American consumers may be spending more time back at the office, but they aren't spending any less on pets just yet, judging from the latest results from Petco and Chewy. And both are looking to build market share in new ways.
Petco is introducing a subscription with FreshPet, a popular D2C brand. It’s an industry first from a national bricks-and-mortar chain.
Customers complete a short questionnaire about their dog's sensitivities and health goals and get a plan personalized to breed, age and activity level. Priced at about $3 per day, the program is starting in 15 states and is expected to be available nationally later this year.
Based in San Diego, Petco cites industry data predicting sales of fresh and frozen pet foods may grow to $6 billion annually in the next four years, an increase of roughly four times the current size.

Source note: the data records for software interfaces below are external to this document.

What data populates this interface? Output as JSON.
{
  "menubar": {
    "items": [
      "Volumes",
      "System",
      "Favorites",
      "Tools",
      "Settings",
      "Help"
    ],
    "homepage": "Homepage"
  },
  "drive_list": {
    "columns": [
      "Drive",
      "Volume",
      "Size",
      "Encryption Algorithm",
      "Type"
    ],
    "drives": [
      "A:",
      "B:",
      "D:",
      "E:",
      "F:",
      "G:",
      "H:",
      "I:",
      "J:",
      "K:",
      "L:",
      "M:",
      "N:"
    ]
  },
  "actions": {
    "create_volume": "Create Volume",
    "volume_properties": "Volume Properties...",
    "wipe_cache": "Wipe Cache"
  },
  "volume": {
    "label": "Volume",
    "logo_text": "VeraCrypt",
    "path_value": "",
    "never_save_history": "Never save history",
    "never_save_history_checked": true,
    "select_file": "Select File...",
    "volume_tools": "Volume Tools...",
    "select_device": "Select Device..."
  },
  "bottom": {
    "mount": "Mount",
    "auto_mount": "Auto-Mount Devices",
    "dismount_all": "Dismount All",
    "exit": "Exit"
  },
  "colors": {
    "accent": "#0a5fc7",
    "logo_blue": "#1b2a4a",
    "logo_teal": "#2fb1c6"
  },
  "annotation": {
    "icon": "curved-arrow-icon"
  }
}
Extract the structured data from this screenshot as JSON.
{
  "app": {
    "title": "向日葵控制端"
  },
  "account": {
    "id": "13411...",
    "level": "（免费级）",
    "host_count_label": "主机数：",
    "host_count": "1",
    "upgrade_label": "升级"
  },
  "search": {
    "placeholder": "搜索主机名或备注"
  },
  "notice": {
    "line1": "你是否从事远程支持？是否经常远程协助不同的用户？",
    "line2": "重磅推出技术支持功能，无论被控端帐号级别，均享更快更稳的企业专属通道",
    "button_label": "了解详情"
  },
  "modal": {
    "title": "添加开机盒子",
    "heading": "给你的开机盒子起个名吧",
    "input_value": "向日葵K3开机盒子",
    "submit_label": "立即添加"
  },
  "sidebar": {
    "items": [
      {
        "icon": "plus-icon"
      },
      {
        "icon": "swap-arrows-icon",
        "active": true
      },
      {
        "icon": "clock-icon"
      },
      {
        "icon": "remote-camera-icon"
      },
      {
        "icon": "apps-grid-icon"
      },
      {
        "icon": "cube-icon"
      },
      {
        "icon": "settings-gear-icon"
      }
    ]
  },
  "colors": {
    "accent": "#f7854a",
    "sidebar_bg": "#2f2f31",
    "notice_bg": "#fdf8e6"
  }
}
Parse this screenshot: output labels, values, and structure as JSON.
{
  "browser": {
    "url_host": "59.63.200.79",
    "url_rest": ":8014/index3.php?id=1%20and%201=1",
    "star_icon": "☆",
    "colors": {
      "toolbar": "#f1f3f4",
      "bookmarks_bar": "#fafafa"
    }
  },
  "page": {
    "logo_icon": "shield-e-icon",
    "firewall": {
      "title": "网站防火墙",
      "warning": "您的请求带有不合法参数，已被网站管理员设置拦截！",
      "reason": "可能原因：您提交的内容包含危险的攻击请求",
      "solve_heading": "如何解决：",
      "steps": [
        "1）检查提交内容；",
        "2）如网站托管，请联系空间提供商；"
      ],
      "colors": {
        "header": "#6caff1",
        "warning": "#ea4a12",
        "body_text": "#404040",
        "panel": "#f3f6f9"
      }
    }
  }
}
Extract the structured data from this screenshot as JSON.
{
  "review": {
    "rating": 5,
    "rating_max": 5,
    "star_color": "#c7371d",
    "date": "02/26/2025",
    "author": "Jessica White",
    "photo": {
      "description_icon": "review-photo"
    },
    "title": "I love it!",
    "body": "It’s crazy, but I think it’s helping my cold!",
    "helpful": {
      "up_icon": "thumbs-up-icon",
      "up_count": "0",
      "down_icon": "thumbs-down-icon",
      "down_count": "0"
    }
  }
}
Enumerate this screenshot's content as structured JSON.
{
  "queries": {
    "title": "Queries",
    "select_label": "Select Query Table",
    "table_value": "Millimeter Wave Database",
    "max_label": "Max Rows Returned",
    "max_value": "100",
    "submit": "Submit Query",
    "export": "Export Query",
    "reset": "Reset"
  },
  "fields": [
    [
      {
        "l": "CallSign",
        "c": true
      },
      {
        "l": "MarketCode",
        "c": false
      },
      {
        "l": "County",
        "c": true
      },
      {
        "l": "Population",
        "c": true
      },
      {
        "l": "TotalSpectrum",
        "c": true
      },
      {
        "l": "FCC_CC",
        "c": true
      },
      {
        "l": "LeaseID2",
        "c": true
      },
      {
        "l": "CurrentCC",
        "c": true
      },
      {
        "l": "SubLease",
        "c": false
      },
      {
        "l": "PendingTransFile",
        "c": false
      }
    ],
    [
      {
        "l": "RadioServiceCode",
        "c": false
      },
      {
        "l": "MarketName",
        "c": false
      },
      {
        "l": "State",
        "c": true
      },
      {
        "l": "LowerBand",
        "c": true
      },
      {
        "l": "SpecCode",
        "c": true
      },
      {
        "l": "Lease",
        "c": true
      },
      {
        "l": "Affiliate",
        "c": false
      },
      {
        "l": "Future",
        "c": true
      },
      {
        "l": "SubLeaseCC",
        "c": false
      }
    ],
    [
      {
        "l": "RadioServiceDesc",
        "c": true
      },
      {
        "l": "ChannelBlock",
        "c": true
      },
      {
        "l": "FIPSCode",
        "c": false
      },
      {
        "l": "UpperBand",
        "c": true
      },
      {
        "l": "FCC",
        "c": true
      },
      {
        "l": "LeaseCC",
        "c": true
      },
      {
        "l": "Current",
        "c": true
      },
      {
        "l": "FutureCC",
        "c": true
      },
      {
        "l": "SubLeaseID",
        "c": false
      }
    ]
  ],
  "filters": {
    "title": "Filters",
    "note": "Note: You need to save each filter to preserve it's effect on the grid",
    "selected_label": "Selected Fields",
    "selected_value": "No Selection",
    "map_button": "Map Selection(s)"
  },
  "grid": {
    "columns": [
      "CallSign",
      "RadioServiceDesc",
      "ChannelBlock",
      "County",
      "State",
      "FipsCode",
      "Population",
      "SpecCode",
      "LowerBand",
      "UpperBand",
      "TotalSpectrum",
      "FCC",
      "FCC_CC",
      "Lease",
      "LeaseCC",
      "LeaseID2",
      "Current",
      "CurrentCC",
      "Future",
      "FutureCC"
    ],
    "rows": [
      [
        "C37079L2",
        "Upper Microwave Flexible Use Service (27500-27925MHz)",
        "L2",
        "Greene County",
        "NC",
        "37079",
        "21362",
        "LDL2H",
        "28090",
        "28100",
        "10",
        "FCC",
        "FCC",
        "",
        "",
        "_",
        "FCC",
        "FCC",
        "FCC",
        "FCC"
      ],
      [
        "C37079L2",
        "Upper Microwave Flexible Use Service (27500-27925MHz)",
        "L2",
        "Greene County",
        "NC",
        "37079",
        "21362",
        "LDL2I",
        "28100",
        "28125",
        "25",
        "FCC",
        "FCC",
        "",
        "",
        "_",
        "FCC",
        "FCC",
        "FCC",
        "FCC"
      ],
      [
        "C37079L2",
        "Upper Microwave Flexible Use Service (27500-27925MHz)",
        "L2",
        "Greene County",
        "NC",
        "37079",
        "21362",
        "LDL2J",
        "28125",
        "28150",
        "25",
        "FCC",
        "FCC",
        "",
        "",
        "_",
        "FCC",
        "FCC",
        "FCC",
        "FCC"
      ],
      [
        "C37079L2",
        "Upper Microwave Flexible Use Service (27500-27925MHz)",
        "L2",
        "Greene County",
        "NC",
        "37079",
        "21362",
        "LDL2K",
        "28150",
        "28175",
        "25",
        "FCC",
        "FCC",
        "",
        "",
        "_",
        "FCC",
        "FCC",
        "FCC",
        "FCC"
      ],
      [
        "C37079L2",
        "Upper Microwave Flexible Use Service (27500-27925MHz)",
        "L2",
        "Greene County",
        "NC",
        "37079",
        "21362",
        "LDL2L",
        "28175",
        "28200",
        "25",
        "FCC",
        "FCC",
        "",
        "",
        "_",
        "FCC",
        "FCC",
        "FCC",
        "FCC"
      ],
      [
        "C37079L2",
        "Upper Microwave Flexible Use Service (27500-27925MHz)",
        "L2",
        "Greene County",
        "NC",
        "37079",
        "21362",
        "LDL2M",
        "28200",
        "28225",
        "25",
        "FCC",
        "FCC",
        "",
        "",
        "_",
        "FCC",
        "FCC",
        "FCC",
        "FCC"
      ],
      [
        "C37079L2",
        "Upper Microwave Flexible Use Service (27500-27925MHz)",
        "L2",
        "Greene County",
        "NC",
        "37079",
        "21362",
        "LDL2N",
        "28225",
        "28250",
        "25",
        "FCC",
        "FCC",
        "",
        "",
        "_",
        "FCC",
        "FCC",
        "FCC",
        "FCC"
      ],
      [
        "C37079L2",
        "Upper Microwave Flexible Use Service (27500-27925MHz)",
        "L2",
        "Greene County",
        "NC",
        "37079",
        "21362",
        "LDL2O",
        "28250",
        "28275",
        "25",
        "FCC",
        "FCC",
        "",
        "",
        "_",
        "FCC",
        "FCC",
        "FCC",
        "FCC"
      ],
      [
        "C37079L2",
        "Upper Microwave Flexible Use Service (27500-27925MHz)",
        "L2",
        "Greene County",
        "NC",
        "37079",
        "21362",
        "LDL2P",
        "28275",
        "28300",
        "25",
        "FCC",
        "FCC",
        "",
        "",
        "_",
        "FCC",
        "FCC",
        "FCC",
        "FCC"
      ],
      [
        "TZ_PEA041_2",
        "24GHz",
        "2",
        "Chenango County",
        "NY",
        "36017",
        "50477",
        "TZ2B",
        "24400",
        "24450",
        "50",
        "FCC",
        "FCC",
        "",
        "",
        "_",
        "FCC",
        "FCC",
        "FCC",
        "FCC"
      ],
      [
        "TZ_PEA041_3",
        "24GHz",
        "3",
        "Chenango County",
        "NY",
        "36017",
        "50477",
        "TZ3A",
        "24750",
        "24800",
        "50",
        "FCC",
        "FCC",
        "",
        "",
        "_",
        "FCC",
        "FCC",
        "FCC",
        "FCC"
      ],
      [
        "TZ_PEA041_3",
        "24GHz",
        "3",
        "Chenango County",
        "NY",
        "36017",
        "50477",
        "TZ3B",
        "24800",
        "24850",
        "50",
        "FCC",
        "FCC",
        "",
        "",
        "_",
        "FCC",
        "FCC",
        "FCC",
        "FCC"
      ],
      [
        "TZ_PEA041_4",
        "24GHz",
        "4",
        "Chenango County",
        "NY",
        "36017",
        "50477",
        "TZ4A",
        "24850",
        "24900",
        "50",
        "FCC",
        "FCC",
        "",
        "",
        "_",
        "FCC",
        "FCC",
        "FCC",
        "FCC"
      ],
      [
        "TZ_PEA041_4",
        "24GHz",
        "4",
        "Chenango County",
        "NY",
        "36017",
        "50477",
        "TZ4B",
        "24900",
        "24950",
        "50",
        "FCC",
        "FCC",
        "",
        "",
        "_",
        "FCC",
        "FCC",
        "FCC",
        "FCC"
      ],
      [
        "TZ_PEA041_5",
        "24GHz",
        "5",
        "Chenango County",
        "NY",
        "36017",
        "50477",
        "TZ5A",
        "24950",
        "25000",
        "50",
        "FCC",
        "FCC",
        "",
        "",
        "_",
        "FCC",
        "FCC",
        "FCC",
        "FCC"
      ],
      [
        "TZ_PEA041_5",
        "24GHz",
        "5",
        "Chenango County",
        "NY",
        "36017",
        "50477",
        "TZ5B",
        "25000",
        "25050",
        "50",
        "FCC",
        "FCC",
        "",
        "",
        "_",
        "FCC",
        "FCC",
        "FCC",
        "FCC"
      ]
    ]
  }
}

Petco also announced that sales in its fourth quarter rose 4.2% to $1.58 billion -- a record. Comparable sales gained 5.3%. Those gains were fueled by strength in consumable products, which improved more than 12% in the quarter
Net income advanced 12.9% to $32.7 million, up from $29 million in the comparable period of 2021.The company says the healthy performance proves "the enduring strength of the pet category and Petco's ability to grow through economic cycles."
Resilience in its consumables and services growth and continued expense discipline are all positives, writes Peter Benedict, an analyst who covers the company for Baird. But Petco's sustained weakness in discretionary categories and disappointing guidance for the year ahead aren't.
The pessimistic outlook also concerns Seth Basham, who follows Petco for Wedbush. Still, he expects it to continue to outperform competitors. "We continue to see long-term value in Petco's holistic pet care model and growing recurring revenue streams."
Chewy, its ecommerce rival, also posted record sales, as well as a subdued forecast. The Plantation, Florida-based company says revenue for its fiscal fourth quarter jumped $2.71 billion, a gain of 13.4%. Adjusted net income clocked in at $69.6 million, an increase of $117.4 million from the comparable period of 2021.
And Basham notes the company now expects most of its growth to come from existing customers and is still dealing with a "hangover from the outsized and higher churning pandemic cohorts persisting at least through the first half of this year."
He still expects the company to outperform. "We believe that the underlying customer fundamentals and operating performance are on the right trajectory, with long-term potential now augmented by international expansion, while initiatives such as sponsored ads and healthcare ramp in 2023."
But Deutsche Bank's Lee Horowitz is downgrading Chewy, recommending it as a hold rather than a buy. Calling the move "a prolonged puppy pause," he points to a quarterly decline of 120,000 customers.
“Most concerning to us, the outlook for 2023 suggests that while users will flip positive this year, the magnitude of that user growth is likely tepid at best."